The JCTO provides dedicated personnel to negotiate contracts or agreements related to clinical trials. The negotiation process involves a dialogue between the relevant parties until an agreement is reached on the terms of the contract. These terms outline the responsibilities and conduct of each party as it relates to a clinical trial. This section describes the steps involved in negotiating and finalizing Confidential Disclosure Agreements (CDAs) and Clinical Trial Agreements (CTAs) and provides information on important contract provisions.
Negotiating a CDA
Prior to receipt of clinical trial documents the PI is often asked to sign a CDA. It is required that the JCTO reviews all CDAs prior to execution. The terms of the CDA are negotiated with specific attention to the following areas:
Confidential Information: The type of confidential information and the way in which it is treated is acceptable.
Length of confidentiality: The length of time the investigator is required to maintain confidentiality must be reasonable.
Exceptions to confidentiality: Confidential information should not include information that:
- Is at the time of disclosure, or hereafter becomes, publically available through no breach of the CDA by WCM.
- Is disclosed to WCM by a third-party entitled to disclose such information in a non-confidential manner.
- Is known to WCM prior to disclosure under the CDA.
- Can be documented to be independently developed by WCM.
- Is required by applicable law to be disclosed.
CTA supersedes CDA: The CDA must include language that ensures any subsequent clinical trial agreement supersedes the CDA.
Negotiating a CTA
Step 1. JCTO Review of Draft CTA
Upon receipt of the required documents the JCTO contracts specialist reviews the draft CTA to determine if it meets all regulatory and institutional requirements.
Step 2. Negotiations
The JCTO will draft the necessary revisions and submit them to the sponsor for review. The sponsor may accept some revisions and provide counter recommendations for others. This process continues as changes are suggested and then accepted or countered by each party until an agreement is reached.
Step 3: Finalization of CTA
Once all parties have reached an agreement the final version of the CTA is circulated for signature by the PI, WCM/NYP and the sponsor.
Step 4: Release of the fully executed CTA
The JCTO notifies the PI and IRB that the contract is fully executed.
Please note, the IRB requires notification of contract execution prior to release of initial IRB approval documents.
Status of Pending Contracts
The JCTO sends out weekly Investigator Reports.

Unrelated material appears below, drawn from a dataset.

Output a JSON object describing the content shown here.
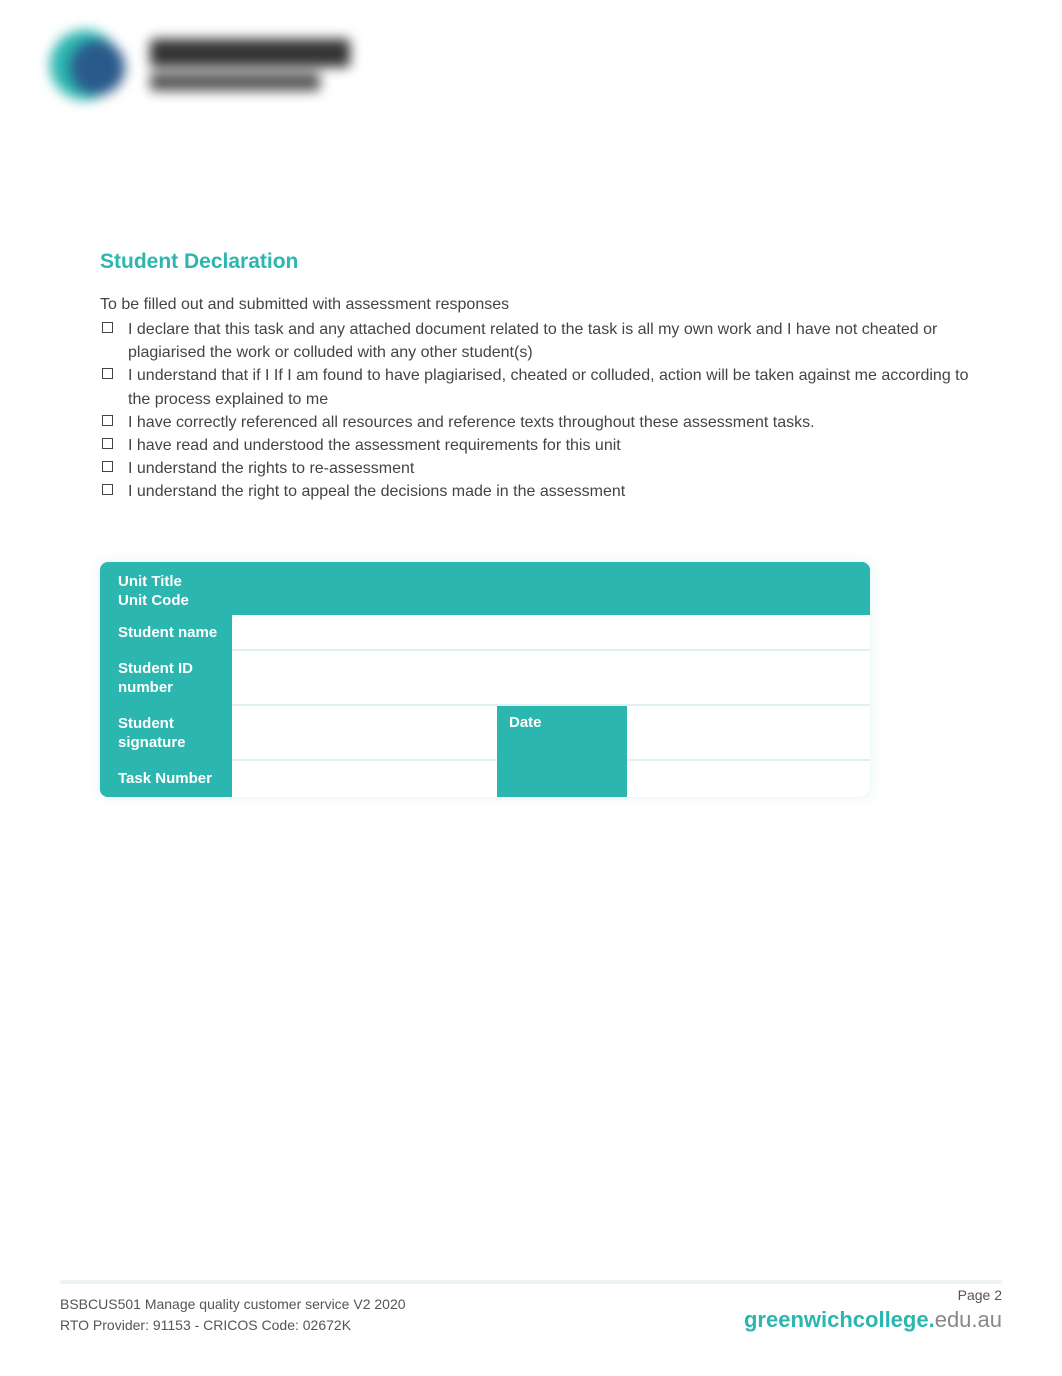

These reports provide an update on the status of all contracts currently under negotiation. For inquiries regarding your Investigator Report contact JCTOcontracts@med.cornell.edu.
Important Contract Provisions
Certain contract provisions have a significant impact on investigators and the academic integrity of the institution. The negotiation of these provisions may take longer than other provisions. Information regarding each of these provisions is provided below:
Indemnification means to compensate for loss or damage; to provide security for financial reimbursement to an individual in case of a specified loss incurred by the person.
In the case of a clinical trial, sponsor indemnification insures that our subjects and institution are appropriately covered for losses resulting from our participation in a clinical trial. WCM/NYP does not indemnify sponsors. This section of the contract is important because if we incur costs associated with subject participation these losses will be covered.
The sponsor carries the majority of the risk and is therefore required to have adequate insurance as determined by the WCM Risk Management Office before WCM/NYP will participate in a study. Sponsors must carry a significant amount of insurance against subject and institutional losses arising from participation in the clinical trial.
If a research subject is injured during the course of a clinical trial, the sponsor has an obligation to cover expenses related to the injury if it was caused by the study; it’s practices, or products, such as the investigational drug or device. Accordingly, the subject’s informed consent should reflect the protections to which the sponsor has agreed. A contracts specialist will review the informed consent form and request that adjustments be made to the language as necessary to ensure it is consistent with the CTA.
Scholarly publishing is a fundamental right and responsibility of researchers and institutions. Sponsors may review manuscripts prior to publication, but may not have final authority over approval. Publication clauses however typically grant the sponsor the ability to delay publication up to 30 days allowing for removal of confidential information as well as an additional 60 days for the filing of a patent application.
Intellectual property is property that results from original creative thought, as patents, copyright material and trademarks. During the course of a clinical trial the PI may either be the sole creator of intellectual property or a collaborator with the sponsor. The contract should set forth guidelines regarding inventions and who has ownership of them. The provision prevents the sponsor from gaining sole ownership of the investigators intellectual property.
Confidentiality is a set of rules that limits access or places restrictions on certain types of information. The contract should articulate each party’s obligations of confidentiality and explain what information is considered confidential, the length of time that the information must remain confidential and how it may be used.